BISHTA has been very busy in developing courses and qualifications for the hot tub industry. The water hygiene management course goes from strength to strength, with course provided by CPC, Pollet Pool Group and Pool and Spa Advice. Other tutors are joining the team to give even more opportunities for people to attend courses. Dangerous Goods course are being offered to update companies on their legal responsibilities when carrying ‘Dangerous Goods’ (any substance with a UN number). Electrical courses are being run with NICEIC tutors, and this is helping to improve the safety of the workforce and the hot tub users. BISHTA also has a partnership with APSP for the delivery of the Certified Hot Tub Technician (CHTT) course, and this is run in the UK with SpaTech Training. There are plans for other training courses, especially for holiday parks that will be rolled out this year and the Hot Tub Site Surveyor course is to be revamped.

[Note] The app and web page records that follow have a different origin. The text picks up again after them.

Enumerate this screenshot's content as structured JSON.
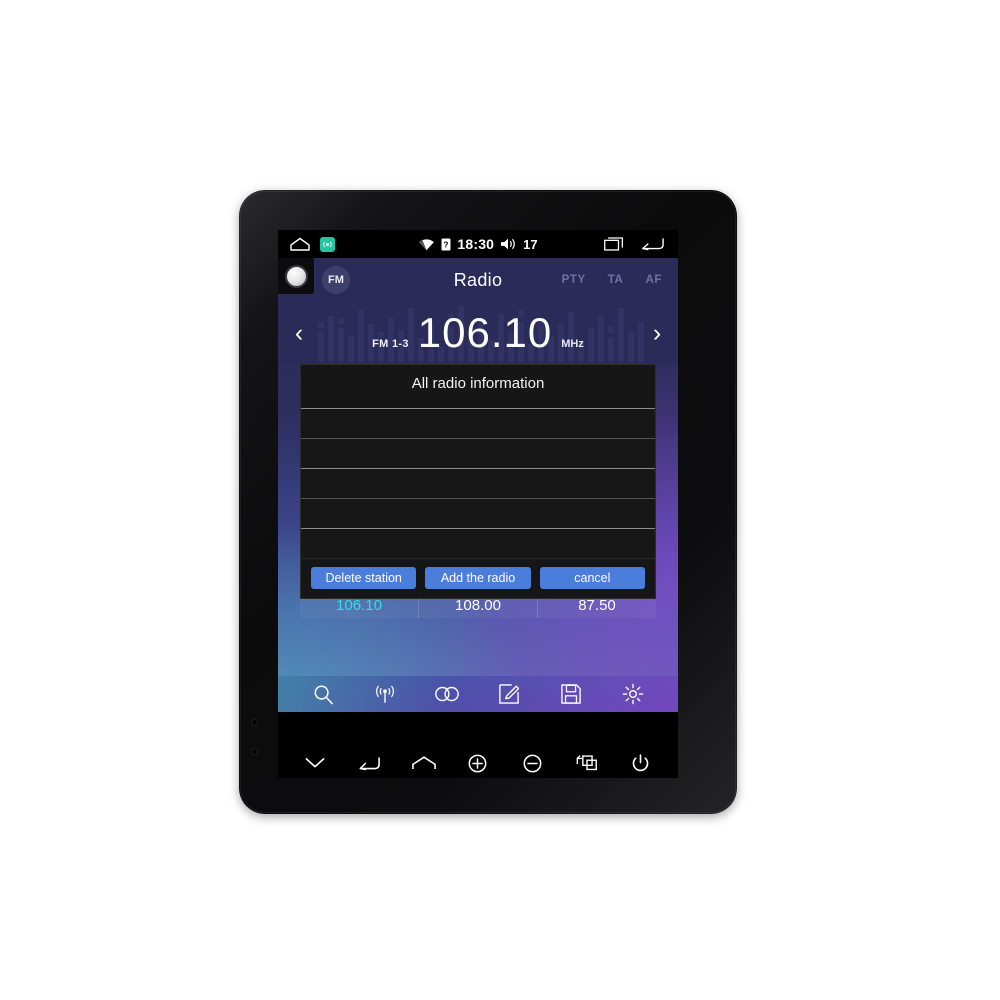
{
  "statusbar": {
    "home_icon": "home-outline-icon",
    "gps_icon": "gps-location-icon",
    "wifi_icon": "wifi-icon",
    "sim_icon": "sim-card-unknown-icon",
    "time": "18:30",
    "volume_icon": "volume-up-icon",
    "volume_level": "17",
    "recents_icon": "recent-apps-icon",
    "back_icon": "back-arrow-icon"
  },
  "app": {
    "knob": "rotary-volume-knob",
    "band_badge": "FM",
    "title": "Radio",
    "rds": [
      {
        "label": "PTY"
      },
      {
        "label": "TA"
      },
      {
        "label": "AF"
      }
    ],
    "tuner": {
      "prev_icon": "chevron-left-icon",
      "next_icon": "chevron-right-icon",
      "band_label": "FM 1-3",
      "frequency": "106.10",
      "unit": "MHz"
    },
    "presets": [
      {
        "value": "106.10",
        "active": true
      },
      {
        "value": "108.00",
        "active": false
      },
      {
        "value": "87.50",
        "active": false
      }
    ],
    "dialog": {
      "title": "All radio information",
      "rows": [
        "",
        "",
        "",
        "",
        ""
      ],
      "buttons": [
        {
          "label": "Delete station"
        },
        {
          "label": "Add the radio"
        },
        {
          "label": "cancel"
        }
      ]
    },
    "toolbar": [
      {
        "icon": "search-icon"
      },
      {
        "icon": "radio-tower-icon"
      },
      {
        "icon": "stereo-icon"
      },
      {
        "icon": "edit-icon"
      },
      {
        "icon": "save-icon"
      },
      {
        "icon": "settings-gear-icon"
      }
    ]
  },
  "navbar": [
    {
      "icon": "chevron-down-icon"
    },
    {
      "icon": "back-arrow-icon"
    },
    {
      "icon": "home-icon"
    },
    {
      "icon": "volume-plus-icon"
    },
    {
      "icon": "volume-minus-icon"
    },
    {
      "icon": "switch-app-icon"
    },
    {
      "icon": "power-icon"
    }
  ],
  "colors": {
    "accent_blue": "#4a7ddc",
    "active_preset": "#2fe0e8",
    "header_navy": "#2a2b58",
    "dialog_bg": "#161616",
    "gps_badge": "#22c7a0"
  }
}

Supporting the UK Industry
Because SPATEX is run ‘By the Industry, for the Industry’, the profits made are ploughed back into supporting the promotion of the industry, through the Pool (and Spa) Industry Promotion Committee, usually referred to as PIP. Funds are also provided for work on standards and also given to the ISPE to continue their work on education.
The SPATEX Foundation has been set up to utilise some of the profits made from SPATEX to ensure the industry can assist with funding items or initiatives to benefit the industry. There is an application form, and the categories covered by the Foundation are listed below.
There are four main categories for money to be claimed for, and some examples are given under each category:
This could be to fund some work on developing a suitable course for the industry or to apply for a training bursary to undertake a relevant course to become a tutor.
This might be to develop a course or to provide suitable materials that would benefit the industry.
The industry may wish to respond to multi-agency groups to contribute toward the cost of important research to benefit the industry.
• Sponsorship / Charitable donations
This would usually be for groups or individuals that can demonstrate the relevance of their application to the Foundation’s committee.
The SPATEX Foundation is overseen by the SPATEX Directors, and it can receive applications using the official application form at any time of the year.
Subject to any agreement for awarding funds, the money may be released immediately, or there may be a delay while the funds are topped up from the profits of future SPATEX shows.
For more details, please email firstname.lastname@example.org and put the subject heading as ‘SPATEX Foundation’.